To create an OpenMDAO plugin from scratch, it may be helpful to use the openmdao scaffold tool. It will automatically generate the directory structure for a python package and will define the entry point of a type that you specify. For example, to create a scaffold for a python package called mypackage that contains a component plugin that’s an ExplicitComponent called MyComp, do the following:

openmdao scaffold --base=ExplicitComponent --class=MyComp --package=mypackage

To instead create a package containing an openmdao command line tool called hello in a package called myhello, do the following:

openmdao scaffold --cmd=hello --package=myhello

Converting Existing Classes to Plugins

If you already have a package containing components, groups, etc. that work in the OpenMDAO framework, all you need to do to register them as plugins is to define an entry point in your setup.py file for each one.

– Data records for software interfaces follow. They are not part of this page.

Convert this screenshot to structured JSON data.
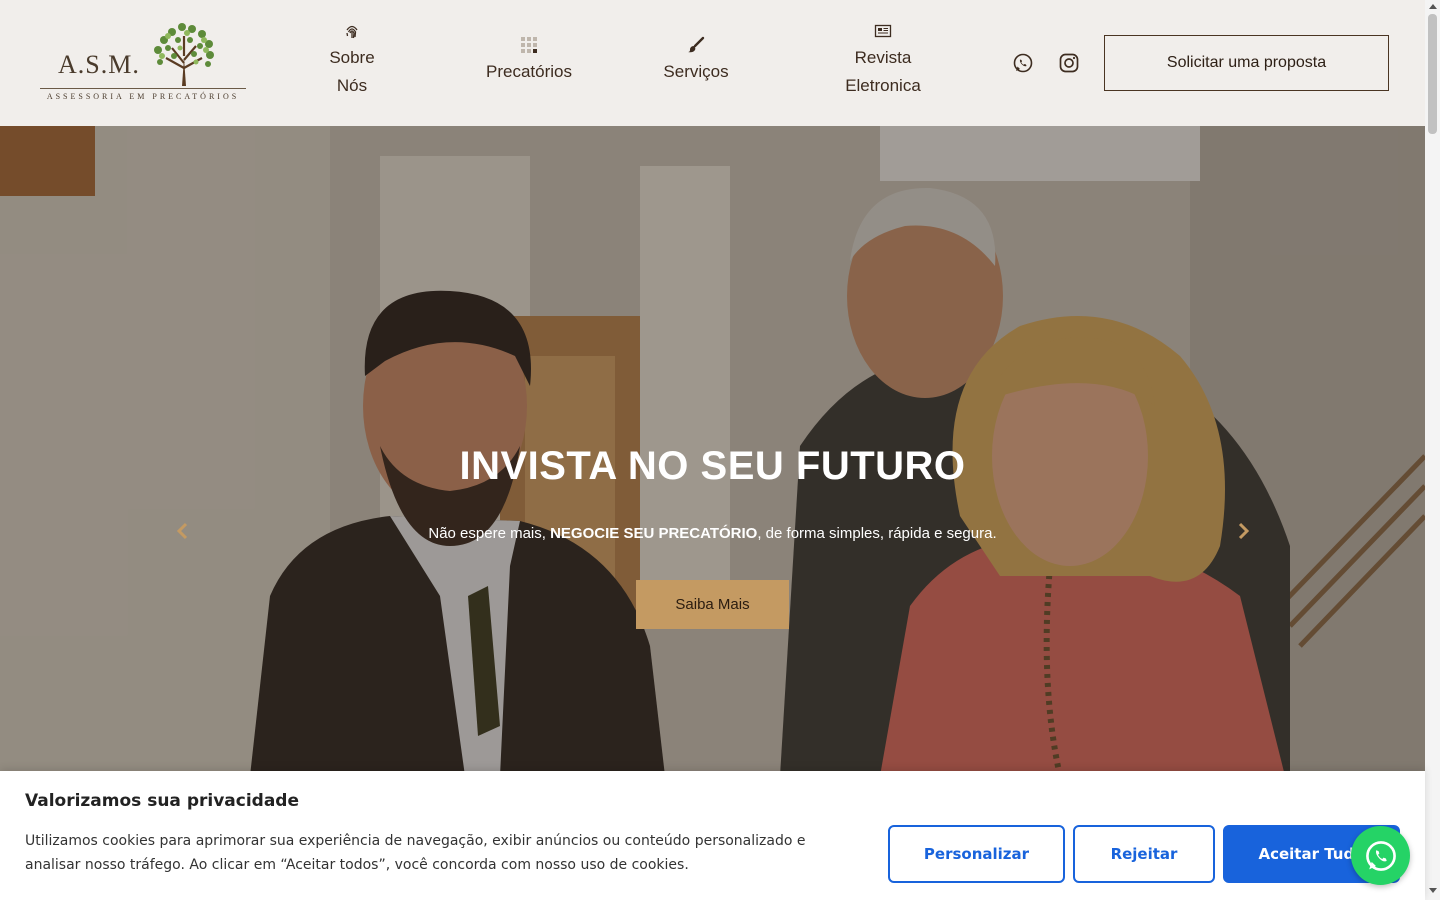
{
  "header": {
    "logo_text": "A.S.M.",
    "logo_subtitle": "ASSESSORIA EM PRECATÓRIOS",
    "nav": [
      {
        "line1": "Sobre",
        "line2": "Nós",
        "icon": "fingerprint-icon"
      },
      {
        "line1": "Precatórios",
        "line2": "",
        "icon": "grid-icon"
      },
      {
        "line1": "Serviços",
        "line2": "",
        "icon": "brush-icon"
      },
      {
        "line1": "Revista",
        "line2": "Eletronica",
        "icon": "newspaper-icon"
      }
    ],
    "social": [
      "whatsapp-icon",
      "instagram-icon"
    ],
    "cta_label": "Solicitar uma proposta"
  },
  "hero": {
    "title": "INVISTA NO SEU FUTURO",
    "subtitle_pre": "Não espere mais, ",
    "subtitle_bold": "NEGOCIE SEU PRECATÓRIO",
    "subtitle_post": ", de forma simples, rápida e segura.",
    "button_label": "Saiba Mais",
    "accent_color": "#c49a62"
  },
  "cookie": {
    "title": "Valorizamos sua privacidade",
    "text": "Utilizamos cookies para aprimorar sua experiência de navegação, exibir anúncios ou conteúdo personalizado e analisar nosso tráfego. Ao clicar em “Aceitar todos”, você concorda com nosso uso de cookies.",
    "customize_label": "Personalizar",
    "reject_label": "Rejeitar",
    "accept_label": "Aceitar Tudo",
    "button_color": "#1863dc"
  },
  "whatsapp_float": "whatsapp-icon"
}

You can use the openmdao compute_entry_points command line tool to help you do this. Running the tool with your installed package name will print out a list of all of the openmdao entry points required to register any openmdao compatible classes it finds in your package. For example, if your package is called mypackage, you can list its entry points using

openmdao compute_entry_points mypackage

The entry points will be printed out in a form that can be pasted as a setup argument into your setup.py file.

Plugin Checklist

To recap, to fully integrate your plugin into the OpenMDAO plugin infrastructure, you must do all of the following:

  1. The plugin will be part of a pip-installable python package.

  2. An entry point will be added to the appropriate entry point group (see above) of the entry_points argument passed to the setup call in the setup.py file for the python package containing the plugin.

  3. If the package resides in a public github repository, the openmdao topic will be added to the repository, along with topics for each openmdao entry point group (with underscores converted to dashes, e.g., openmdao_component becomes openmdao-component) that contains an openmdao entry point found in the package.

  4. If the package resides on the Python Package Index (PyPI), the string openmdao should be mentioned in the package summary.

  5. To support the future ability to query PyPI package keywords, any openmdao entry point groups used by the package should be added to the keywords argument to the setup call in the setup.py file for the package.